Although Alva was considered a hero to many Americans, if the military had known that he was gay, he would have been discharged under the current policy, said Joe Solomonese, president of the Human Rights Campaign (HRC).
Following his recovery, Alva agreed to publicly disclose his sexuality and donate his time promoting the repeal of “don’t ask, don’t tell,” including testifying on Capitol Hill. Alva earned a bachelor’s degree in social work and is studying for his MSW, according to HRC.
Public Official of the Year
Laura Chick, controller for the city of Los Angeles, has led a massive effort to uncover dysfunctional programs and potential fraud in city government.
An institution that conducts itself openly and honestly is vital to obtain the trust of those it represents, said Adine Forman, director of Government Affairs and Special Projects of Jewish Vocational Services, a community-based organization created to serve adults and youth in its community who are in need of employment and training assistance. Forman said Chick is a worthy example of how critical it is for social workers to play an important role in government.
In nomination materials, social worker Janice McCall said Chick maintains a steadfast commitment to mentorship and leadership, particularly for young professional women. UCLA Associate Professor Alfreda Iglehart said Chick reached out to the UCLA Department of Social Welfare by expressing an active interest in working with social work students.
“She was clearly committed to nurturing future social workers and involving them in public policy,” Iglehart said.

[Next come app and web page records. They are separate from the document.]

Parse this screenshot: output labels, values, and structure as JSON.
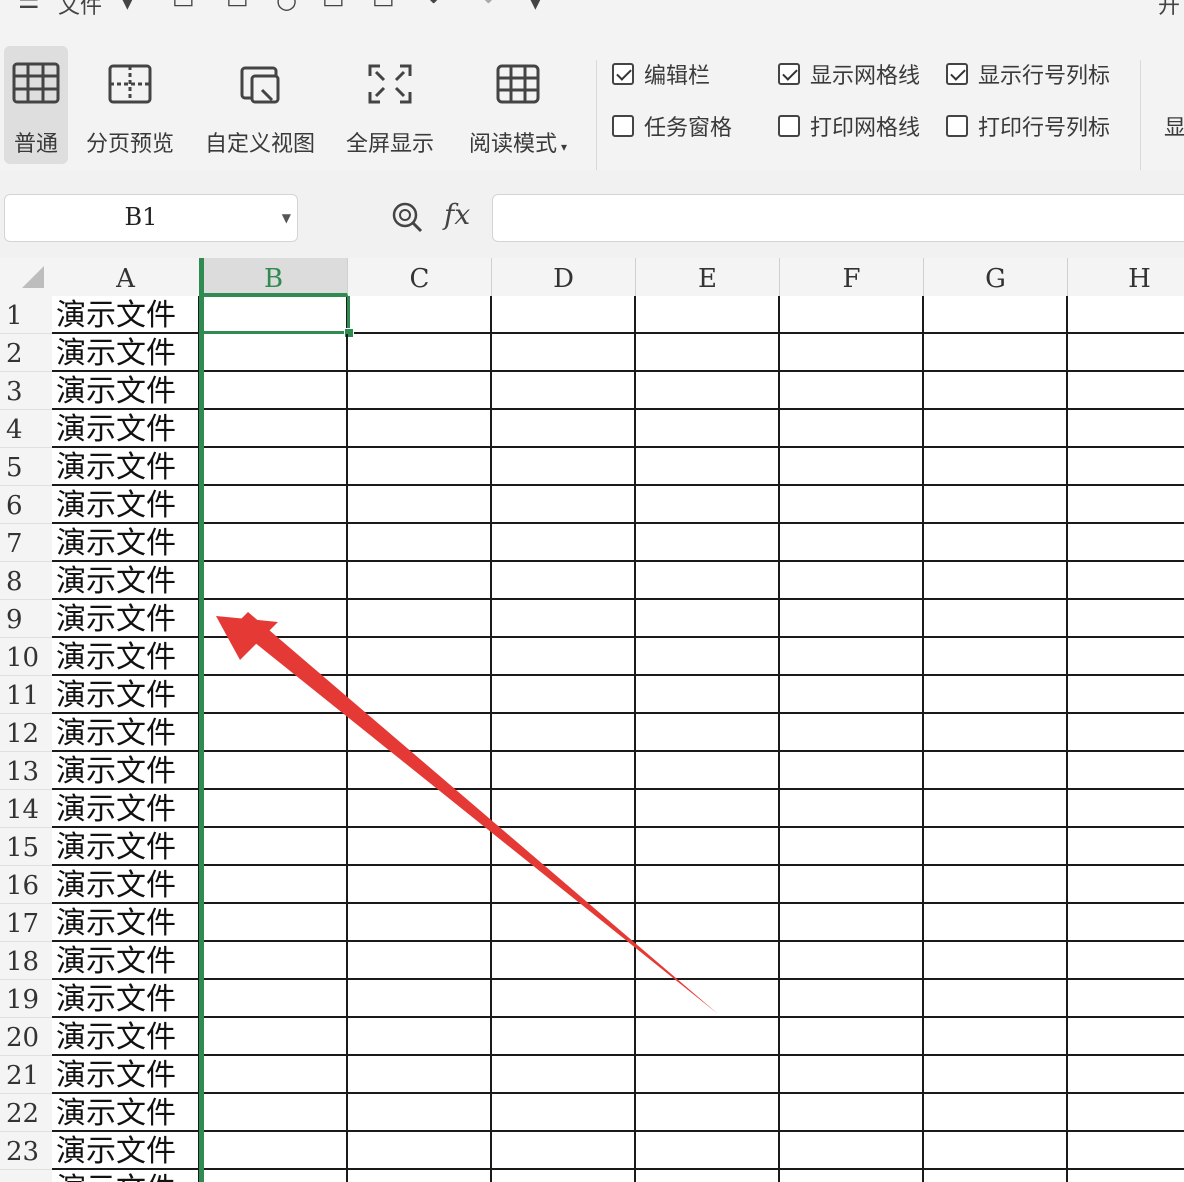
{
  "quick_access": {
    "menu_icon": "hamburger-icon",
    "file_label": "文件",
    "tail_label": "开"
  },
  "ribbon": {
    "buttons": [
      {
        "label": "普通",
        "icon": "normal-view-icon",
        "active": true
      },
      {
        "label": "分页预览",
        "icon": "page-break-preview-icon"
      },
      {
        "label": "自定义视图",
        "icon": "custom-view-icon"
      },
      {
        "label": "全屏显示",
        "icon": "fullscreen-icon"
      },
      {
        "label": "阅读模式",
        "icon": "reading-mode-icon"
      }
    ],
    "reading_mode_dropdown": "▾",
    "checkboxes": [
      {
        "label": "编辑栏",
        "checked": true
      },
      {
        "label": "显示网格线",
        "checked": true
      },
      {
        "label": "显示行号列标",
        "checked": true
      },
      {
        "label": "任务窗格",
        "checked": false
      },
      {
        "label": "打印网格线",
        "checked": false
      },
      {
        "label": "打印行号列标",
        "checked": false
      }
    ],
    "cut_label": "显"
  },
  "formula_bar": {
    "name_box": "B1",
    "fx_label": "fx",
    "formula_value": ""
  },
  "grid": {
    "columns": [
      "A",
      "B",
      "C",
      "D",
      "E",
      "F",
      "G",
      "H"
    ],
    "selected_column": "B",
    "selected_cell": "B1",
    "rows": [
      "1",
      "2",
      "3",
      "4",
      "5",
      "6",
      "7",
      "8",
      "9",
      "10",
      "11",
      "12",
      "13",
      "14",
      "15",
      "16",
      "17",
      "18",
      "19",
      "20",
      "21",
      "22",
      "23"
    ],
    "column_a_value": "演示文件"
  },
  "colors": {
    "accent_green": "#2f8b4f",
    "annotation_arrow": "#e53935"
  }
}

Fernando Torres-Gil, acting dean and professor of Social Welfare and Public Policy at UCLA, said Chick has “used her social work training and her values and principles in bringing a new legacy of transparency and honesty to city government.”
NASW national awards recipients will be honored locally.